In a recent decision issued by the Supreme Court in Thompson v. North American Stainless LP, No. 09-291, the Supreme Court found that the definition of a person “aggrieved,” as used in Title VII, should incorporate the ‘zone of interest’ test, expanding Title VII protection to those employees with an interest “arguably sought to be protected by the statute.”

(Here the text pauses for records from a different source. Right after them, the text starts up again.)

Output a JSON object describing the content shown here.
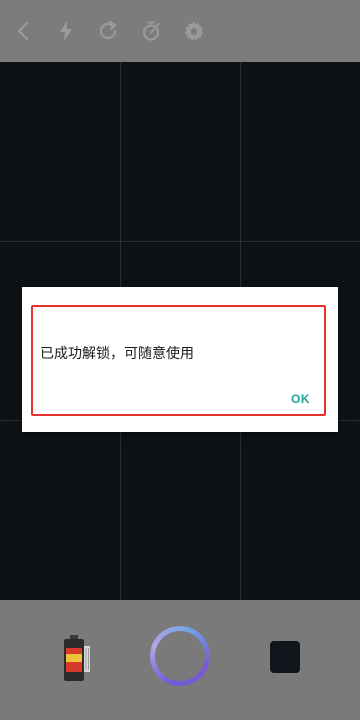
{
  "toolbar": {
    "icons": [
      "back-icon",
      "flash-icon",
      "refresh-icon",
      "timer-icon",
      "settings-icon"
    ],
    "icon_color": "#9a9a9a"
  },
  "viewfinder": {
    "background": "#0f1215",
    "grid": "3x3"
  },
  "dialog": {
    "message": "已成功解锁，可随意使用",
    "ok_label": "OK",
    "ok_color": "#1ea595",
    "highlight_color": "#e5322d"
  },
  "bottom": {
    "shutter_gradient": [
      "#6d5bd6",
      "#b6a3e8",
      "#6ea4e6"
    ]
  }
}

The Plaintiff, Thompson, was discharged from his job three weeks after his fiancé brought charges of discrimination against North American Stainless LP, the same company Thompson worked for. This landmark decision will enable Thompson, and others in similar situations, to pursue a retaliation cause of action against their employers even if they are a third-party but are related to the grieving party in a significant way. The Court expressed their opinion by saying: “we expect that firing a close family member will almost always meet the standard, and inflicting a milder reprisal on a mere acquaintance will almost never do so, but beyond that we are reluctant to generalize.”
If you feel this situation is similar to your own employment situation, contact an attorney today.